Features and Functionalities

  • Interactive navigation: Digital atlases allow users to zoom, pan, and rotate maps, providing a more interactive and user-friendly experience.
  • Advanced search: Digital atlases often incorporate advanced search functions, making it easy to find specific locations, landmarks, or geographic features.
  • Multiple map layers: Digital atlases can display multiple map layers, such as political boundaries, topography, and satellite imagery, allowing users to customize their view and explore different aspects of the map.
  • Data integration: Digital atlases can integrate data from various sources, such as census data, population statistics, and economic indicators, providing users with a comprehensive understanding of the mapped area.
  • 3D visualization: Some digital atlases offer 3D visualization capabilities, allowing users to explore geographic features in a more realistic and immersive way.

Future of Atlases

The future of atlases is bright, as they continue to evolve to meet the changing needs of users. In the digital age, atlases are becoming increasingly interactive and accessible, with features such as zoom, pan, and search. This makes them a valuable tool for students, researchers, and anyone else who needs to access geographic information.

Potential Applications of Atlases in the Digital Age

Atlases have a wide range of potential applications in the digital age, including:

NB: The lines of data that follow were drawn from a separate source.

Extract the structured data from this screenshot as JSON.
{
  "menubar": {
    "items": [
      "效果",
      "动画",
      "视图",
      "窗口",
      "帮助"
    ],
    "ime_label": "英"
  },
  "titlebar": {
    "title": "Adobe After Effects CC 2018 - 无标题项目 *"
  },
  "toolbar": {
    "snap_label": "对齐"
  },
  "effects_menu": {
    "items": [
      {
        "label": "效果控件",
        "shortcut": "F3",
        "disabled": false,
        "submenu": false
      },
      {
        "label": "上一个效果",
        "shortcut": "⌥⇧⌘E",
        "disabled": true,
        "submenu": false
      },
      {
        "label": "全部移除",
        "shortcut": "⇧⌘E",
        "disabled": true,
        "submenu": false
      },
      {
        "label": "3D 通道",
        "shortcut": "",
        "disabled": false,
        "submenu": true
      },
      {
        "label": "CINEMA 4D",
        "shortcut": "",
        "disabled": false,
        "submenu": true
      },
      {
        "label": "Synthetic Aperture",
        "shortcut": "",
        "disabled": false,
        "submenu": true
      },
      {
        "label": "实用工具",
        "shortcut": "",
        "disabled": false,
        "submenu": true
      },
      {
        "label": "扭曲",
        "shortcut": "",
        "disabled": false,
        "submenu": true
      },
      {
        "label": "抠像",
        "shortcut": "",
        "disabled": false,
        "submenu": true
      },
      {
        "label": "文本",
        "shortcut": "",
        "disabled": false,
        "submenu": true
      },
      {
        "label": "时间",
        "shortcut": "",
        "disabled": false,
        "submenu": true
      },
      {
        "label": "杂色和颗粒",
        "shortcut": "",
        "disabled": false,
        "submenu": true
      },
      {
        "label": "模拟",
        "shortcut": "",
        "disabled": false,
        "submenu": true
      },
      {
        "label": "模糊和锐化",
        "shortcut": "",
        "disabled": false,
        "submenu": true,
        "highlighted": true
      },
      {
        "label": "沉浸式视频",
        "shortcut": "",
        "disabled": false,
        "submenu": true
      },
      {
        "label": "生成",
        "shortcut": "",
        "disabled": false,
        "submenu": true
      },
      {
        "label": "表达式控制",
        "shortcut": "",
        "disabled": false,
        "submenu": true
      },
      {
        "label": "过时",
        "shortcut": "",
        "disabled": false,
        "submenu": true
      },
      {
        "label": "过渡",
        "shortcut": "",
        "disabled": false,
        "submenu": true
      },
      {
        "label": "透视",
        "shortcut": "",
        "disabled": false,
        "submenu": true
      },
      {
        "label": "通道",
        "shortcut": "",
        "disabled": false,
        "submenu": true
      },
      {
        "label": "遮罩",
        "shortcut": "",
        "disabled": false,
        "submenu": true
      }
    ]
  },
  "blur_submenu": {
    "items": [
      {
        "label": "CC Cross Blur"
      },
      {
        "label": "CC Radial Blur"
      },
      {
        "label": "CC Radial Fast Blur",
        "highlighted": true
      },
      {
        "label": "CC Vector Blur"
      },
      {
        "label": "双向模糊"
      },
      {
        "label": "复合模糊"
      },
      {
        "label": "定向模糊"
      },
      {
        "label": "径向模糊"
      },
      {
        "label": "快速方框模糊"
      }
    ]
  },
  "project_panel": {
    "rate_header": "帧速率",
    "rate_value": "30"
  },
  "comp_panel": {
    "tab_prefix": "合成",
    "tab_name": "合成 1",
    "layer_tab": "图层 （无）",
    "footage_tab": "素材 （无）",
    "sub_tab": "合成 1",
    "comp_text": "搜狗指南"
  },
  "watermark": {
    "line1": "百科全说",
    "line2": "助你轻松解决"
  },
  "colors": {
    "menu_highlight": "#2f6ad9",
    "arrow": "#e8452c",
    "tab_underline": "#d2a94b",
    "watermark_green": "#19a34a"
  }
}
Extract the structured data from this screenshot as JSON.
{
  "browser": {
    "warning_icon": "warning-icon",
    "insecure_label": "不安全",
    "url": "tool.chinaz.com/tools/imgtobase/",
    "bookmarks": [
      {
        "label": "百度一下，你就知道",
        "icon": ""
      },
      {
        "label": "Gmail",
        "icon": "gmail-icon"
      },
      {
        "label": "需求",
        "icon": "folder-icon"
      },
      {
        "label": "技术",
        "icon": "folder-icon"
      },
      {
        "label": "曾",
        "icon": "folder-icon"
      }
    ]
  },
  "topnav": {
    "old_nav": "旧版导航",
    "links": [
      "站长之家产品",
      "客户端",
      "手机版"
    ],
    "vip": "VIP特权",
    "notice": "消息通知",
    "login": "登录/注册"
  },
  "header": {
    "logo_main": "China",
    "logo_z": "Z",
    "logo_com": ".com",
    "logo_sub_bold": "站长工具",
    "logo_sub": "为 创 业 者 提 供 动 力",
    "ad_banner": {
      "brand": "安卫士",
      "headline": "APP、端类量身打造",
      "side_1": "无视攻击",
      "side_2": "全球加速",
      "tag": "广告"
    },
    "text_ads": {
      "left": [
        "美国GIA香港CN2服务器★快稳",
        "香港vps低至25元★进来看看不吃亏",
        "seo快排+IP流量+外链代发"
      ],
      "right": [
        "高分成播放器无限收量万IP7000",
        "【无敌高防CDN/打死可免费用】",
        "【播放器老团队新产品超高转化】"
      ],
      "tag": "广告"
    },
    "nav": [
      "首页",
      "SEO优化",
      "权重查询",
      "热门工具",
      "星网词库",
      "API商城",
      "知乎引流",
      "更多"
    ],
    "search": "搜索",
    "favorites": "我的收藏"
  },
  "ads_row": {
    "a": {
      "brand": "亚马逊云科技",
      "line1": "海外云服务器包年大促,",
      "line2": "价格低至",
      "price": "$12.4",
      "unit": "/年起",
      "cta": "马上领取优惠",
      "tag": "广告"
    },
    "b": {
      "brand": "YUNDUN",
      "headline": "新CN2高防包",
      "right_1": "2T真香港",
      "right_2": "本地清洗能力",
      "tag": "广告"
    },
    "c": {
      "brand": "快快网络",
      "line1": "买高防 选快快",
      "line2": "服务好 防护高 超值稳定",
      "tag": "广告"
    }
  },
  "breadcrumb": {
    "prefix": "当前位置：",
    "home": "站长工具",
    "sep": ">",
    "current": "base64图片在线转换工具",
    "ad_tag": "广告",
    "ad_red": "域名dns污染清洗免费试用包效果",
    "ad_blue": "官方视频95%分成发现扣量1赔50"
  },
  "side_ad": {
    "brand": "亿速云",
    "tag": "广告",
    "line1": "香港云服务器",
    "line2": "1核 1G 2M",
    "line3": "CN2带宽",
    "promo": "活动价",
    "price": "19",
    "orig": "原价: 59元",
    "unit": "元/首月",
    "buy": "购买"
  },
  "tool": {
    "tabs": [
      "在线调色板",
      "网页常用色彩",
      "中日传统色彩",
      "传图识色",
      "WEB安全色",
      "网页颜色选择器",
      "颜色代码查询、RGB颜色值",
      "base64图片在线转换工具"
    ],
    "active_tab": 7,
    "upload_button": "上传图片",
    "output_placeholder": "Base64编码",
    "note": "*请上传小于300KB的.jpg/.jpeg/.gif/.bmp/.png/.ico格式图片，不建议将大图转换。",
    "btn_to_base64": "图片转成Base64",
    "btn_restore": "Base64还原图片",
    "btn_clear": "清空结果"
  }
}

  • Education: Atlases can be used as a teaching tool in schools and universities, helping students to learn about geography and history.
  • Research: Atlases can be used by researchers to visualize and analyze data, and to identify trends and patterns.
  • Business: Atlases can be used by businesses to make informed decisions about location and expansion.
  • Government: Atlases can be used by governments to plan and manage infrastructure, and to respond to emergencies.
  • Personal use: Atlases can be used by individuals for a variety of purposes, such as planning trips, finding directions, and learning about different cultures.

End of Discussion

Today, atlases continue to be essential resources for education, research, and decision-making. They provide a comprehensive and accessible way to explore the world’s landscapes, cultures, and histories.

As technology advances, digital atlases are becoming increasingly sophisticated, offering interactive features and real-time data. The future of atlases is bright, with endless possibilities for innovation and exploration.

FAQ Corner

What is the difference between an atlas and a map?

A map is a representation of a specific area, while an atlas is a collection of maps bound together in a book.

What are the different types of atlases?

Atlases can be categorized by their content and purpose, such as world atlases, historical atlases, and thematic atlases.

What are the essential components of an atlas?

Essential components of an atlas include maps, legends, scales, and indexes.

How are maps created for atlases?

Maps for atlases are created using a variety of data sources and cartographic techniques, such as symbolization, generalization, and interpolation.